Nevertheless, older people don’t take just prescription drugs. An article published in JAMA Internal Medicine, using a longitudinal national survey of people 62 to 85, may have revealed the fuller picture.
More than a third were taking at least five prescription medications, and almost two-thirds were using dietary supplements, including herbs and vitamins. Nearly 40 percent took over-the-counter drugs.
Not all are imperiled by polypharmacy, of course. But, some of those products, even those that sound natural and are available at health food stores, interact with others and can cause dangerous side effects.

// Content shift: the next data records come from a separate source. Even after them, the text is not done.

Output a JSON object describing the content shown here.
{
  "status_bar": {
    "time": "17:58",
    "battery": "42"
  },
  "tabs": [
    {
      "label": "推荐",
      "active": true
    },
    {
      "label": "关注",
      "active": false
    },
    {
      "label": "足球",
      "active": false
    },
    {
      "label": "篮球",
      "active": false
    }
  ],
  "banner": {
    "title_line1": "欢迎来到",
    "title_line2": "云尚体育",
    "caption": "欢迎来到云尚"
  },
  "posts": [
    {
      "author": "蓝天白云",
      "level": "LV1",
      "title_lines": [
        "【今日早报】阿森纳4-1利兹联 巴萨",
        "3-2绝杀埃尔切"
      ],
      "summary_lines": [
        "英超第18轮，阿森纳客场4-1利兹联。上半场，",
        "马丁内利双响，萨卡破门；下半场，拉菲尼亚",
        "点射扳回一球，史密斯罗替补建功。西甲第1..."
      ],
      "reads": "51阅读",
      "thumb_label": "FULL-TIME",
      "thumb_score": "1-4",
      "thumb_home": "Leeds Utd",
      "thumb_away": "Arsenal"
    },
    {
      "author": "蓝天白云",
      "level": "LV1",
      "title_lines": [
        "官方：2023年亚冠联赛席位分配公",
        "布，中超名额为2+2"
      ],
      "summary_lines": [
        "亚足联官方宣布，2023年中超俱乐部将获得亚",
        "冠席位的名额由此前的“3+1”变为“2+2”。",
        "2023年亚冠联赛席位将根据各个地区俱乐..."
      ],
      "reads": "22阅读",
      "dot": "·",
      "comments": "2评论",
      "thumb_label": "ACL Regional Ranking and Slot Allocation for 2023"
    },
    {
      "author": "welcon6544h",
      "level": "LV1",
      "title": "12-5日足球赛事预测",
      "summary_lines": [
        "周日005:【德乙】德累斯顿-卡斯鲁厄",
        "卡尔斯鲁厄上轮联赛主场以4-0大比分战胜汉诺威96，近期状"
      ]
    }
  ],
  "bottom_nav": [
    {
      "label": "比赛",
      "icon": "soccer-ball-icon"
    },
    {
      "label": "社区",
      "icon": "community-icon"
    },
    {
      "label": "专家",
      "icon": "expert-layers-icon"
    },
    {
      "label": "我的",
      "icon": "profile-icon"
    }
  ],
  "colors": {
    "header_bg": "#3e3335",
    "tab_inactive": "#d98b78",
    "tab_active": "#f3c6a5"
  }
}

How often does that happen? The researchers, analyzing the drugs and supplements taken, calculated that more than 8 percent of older adults in 2005 and 2006 were at risk for a major drug interaction. Five years later, the proportion exceeded 15 percent.